In short, Australia would be headed by either a political puppet or another politician respectively; the very nature of the role is such that it must be, and be seen to be, apolitical.

True, former politicians have held the post, Hasluck being one, and former ALP leader Bill Hayden another; yet neither discharged their duties in a manner inconsistent with the requirements of the office.

And if you look at the High Court, the record of its rulings and its case history, and analyse these in any detail, then you may be in a position to make a valid call on whether or not you think Australia ought to become a republic.

Because if you don’t like what the High Court has done over the past thirty years, the chances are that you won’t like what becomes of this country if it becomes a republic.
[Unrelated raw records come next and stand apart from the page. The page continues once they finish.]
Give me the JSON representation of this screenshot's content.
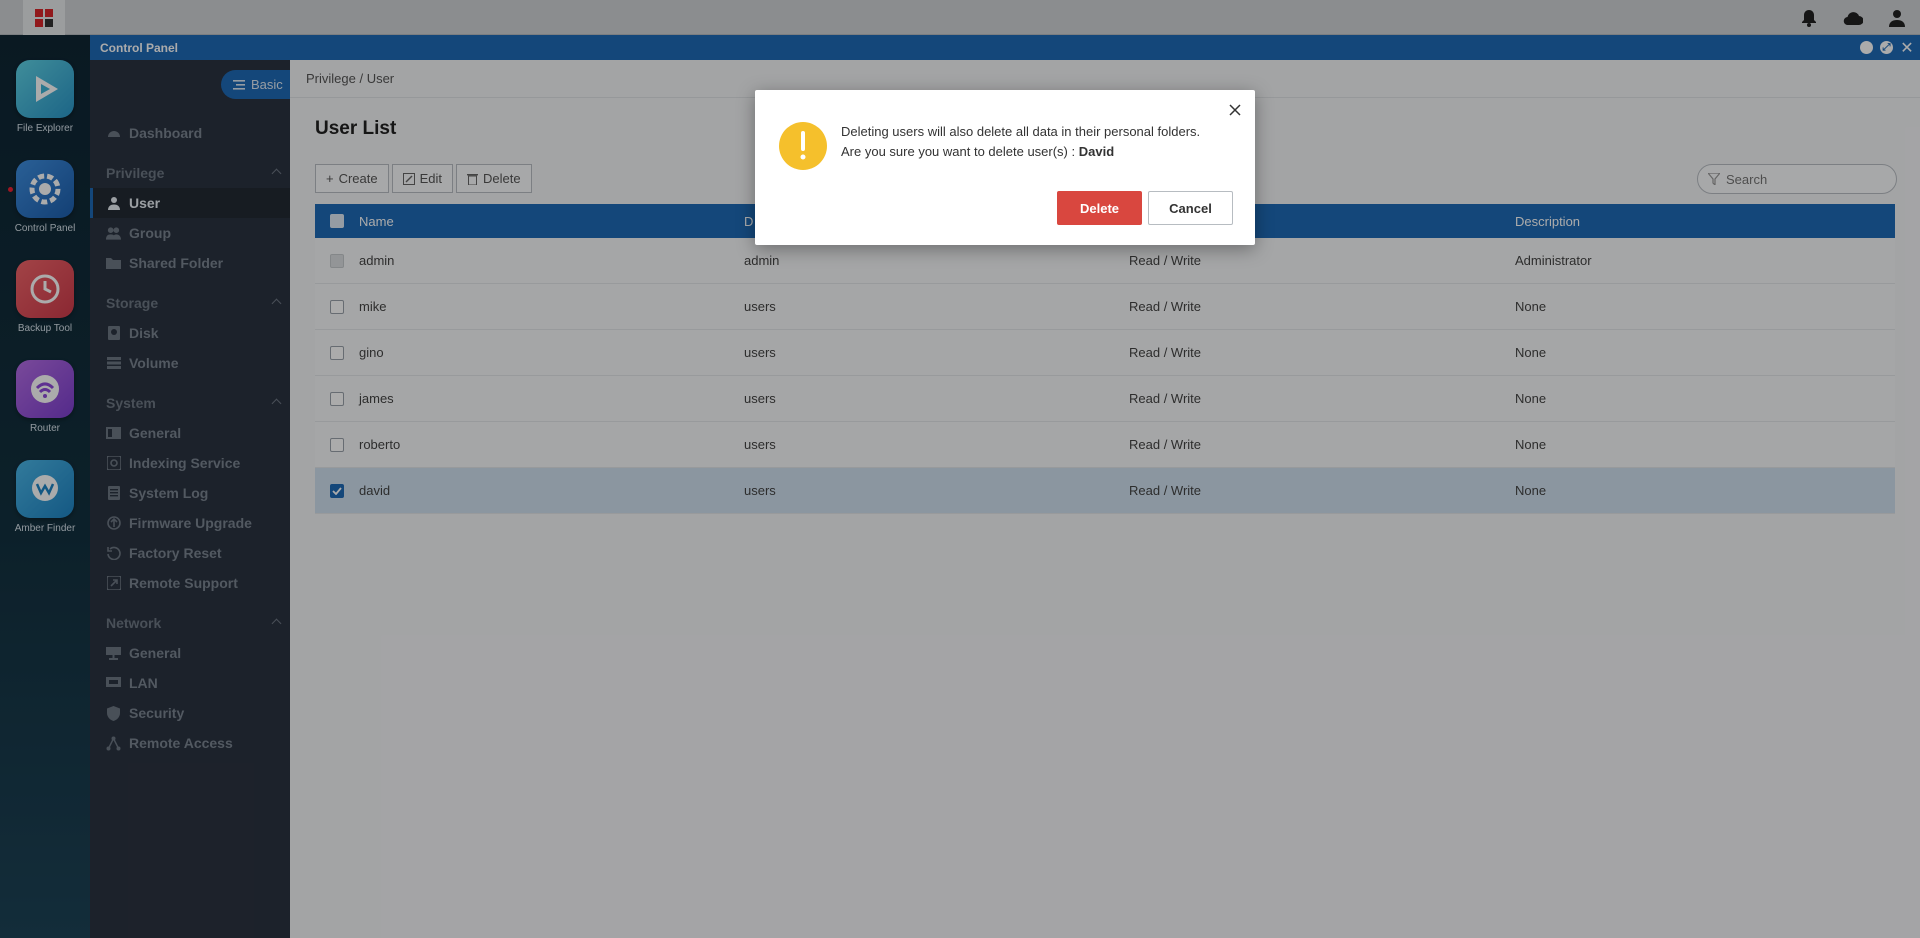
{
  "window": {
    "title": "Control Panel"
  },
  "dock": [
    {
      "label": "File Explorer",
      "icon": "file-explorer-icon"
    },
    {
      "label": "Control Panel",
      "icon": "control-panel-icon"
    },
    {
      "label": "Backup Tool",
      "icon": "backup-tool-icon"
    },
    {
      "label": "Router",
      "icon": "router-icon"
    },
    {
      "label": "Amber Finder",
      "icon": "amber-finder-icon"
    }
  ],
  "sidebar": {
    "mode_button": "Basic",
    "dashboard": "Dashboard",
    "groups": [
      {
        "label": "Privilege",
        "items": [
          "User",
          "Group",
          "Shared Folder"
        ]
      },
      {
        "label": "Storage",
        "items": [
          "Disk",
          "Volume"
        ]
      },
      {
        "label": "System",
        "items": [
          "General",
          "Indexing Service",
          "System Log",
          "Firmware Upgrade",
          "Factory Reset",
          "Remote Support"
        ]
      },
      {
        "label": "Network",
        "items": [
          "General",
          "LAN",
          "Security",
          "Remote Access"
        ]
      }
    ],
    "active_item": "User"
  },
  "main": {
    "breadcrumb": "Privilege / User",
    "title": "User List",
    "toolbar": {
      "create": "Create",
      "edit": "Edit",
      "delete": "Delete"
    },
    "search_placeholder": "Search",
    "table": {
      "headers": [
        "Name",
        "D",
        "",
        "Description"
      ],
      "rows": [
        {
          "name": "admin",
          "group": "admin",
          "permission": "Read / Write",
          "description": "Administrator",
          "checked": false,
          "disabled": true
        },
        {
          "name": "mike",
          "group": "users",
          "permission": "Read / Write",
          "description": "None",
          "checked": false,
          "disabled": false
        },
        {
          "name": "gino",
          "group": "users",
          "permission": "Read / Write",
          "description": "None",
          "checked": false,
          "disabled": false
        },
        {
          "name": "james",
          "group": "users",
          "permission": "Read / Write",
          "description": "None",
          "checked": false,
          "disabled": false
        },
        {
          "name": "roberto",
          "group": "users",
          "permission": "Read / Write",
          "description": "None",
          "checked": false,
          "disabled": false
        },
        {
          "name": "david",
          "group": "users",
          "permission": "Read / Write",
          "description": "None",
          "checked": true,
          "disabled": false
        }
      ]
    }
  },
  "dialog": {
    "message": "Deleting users will also delete all data in their personal folders. Are you sure you want to delete user(s) : ",
    "target_user": "David",
    "confirm_label": "Delete",
    "cancel_label": "Cancel"
  },
  "colors": {
    "accent": "#1f6ab6",
    "danger": "#d9473f",
    "warning": "#f5c02c"
  }
}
I believe everyone is entitled to their view; I am equally entitled to my opinion — which is the whole point this column exists, and those opinions, if they spark debates as they have done to date, have proven to be of value even to those who may disagree.

I do think republicans are wrong at the most basic and fundamental levels; and for as long as this country’s present arrangements continue, with Parliament operating in a constitutional monarchy, then the better off Australia will be.

This brings me back to the Queen.

This remarkable woman has been a distinguished world leader for decades; modest, dignified, strictly apolitical, she has been a source of advice and counsel for many of her Prime Ministers and other Heads of Government (including Australia), and has been a symbol of stability in a world which has, especially in recent years, changed so very much.

She and her family retain great affection for, and great links to, Australia; indeed, the Queen has visited here many times during her reign; the future King Charles even lived in Australia for a time, attending boarding school near Geelong in the 1960s.

And this in turn brings me to that other sacred pillar of republican faith: the “need” to cut ties with Britain.

Why should we ever do that? Modern Australia and modern Britain are very similar in many respects; we share similar societies based on similar systems and traditions, and those societies share the same similar problems that go with them.

Indeed, Britain and the British people are the most like us of anyone else in the world; we share similar cultures and ways of life; we are among each other’s most important trading partners; we share common interests, opportunities and threats.

I’m very much in favour of building ties and relationships in Asia, and especially in maintaining and expanding those we enjoy with the United States; but not at the cost of the existing ties and friendships we already have, and never at the expense of those we share with the United Kingdom, and the history and tradition that accompany them.

As for the Queen herself, once the pomp and pageantry and celebration of the Jubilee has subsided, this splendid lady with her well-known preference for simplicity will no doubt enjoy some time privately with those around her, and reflect too on all she has seen in 60 years on the throne; from the young princess thrust into the role after the death of her father when the free world was struggling to recover from its war effort, to the better yet more dangerously complicated place that world is today.

My hat is off to you, ma’am, and I salute you: many, many congratulations on the achievement of your Diamond Jubilee, and long may you reign over us for many years to come.

God Save The Queen!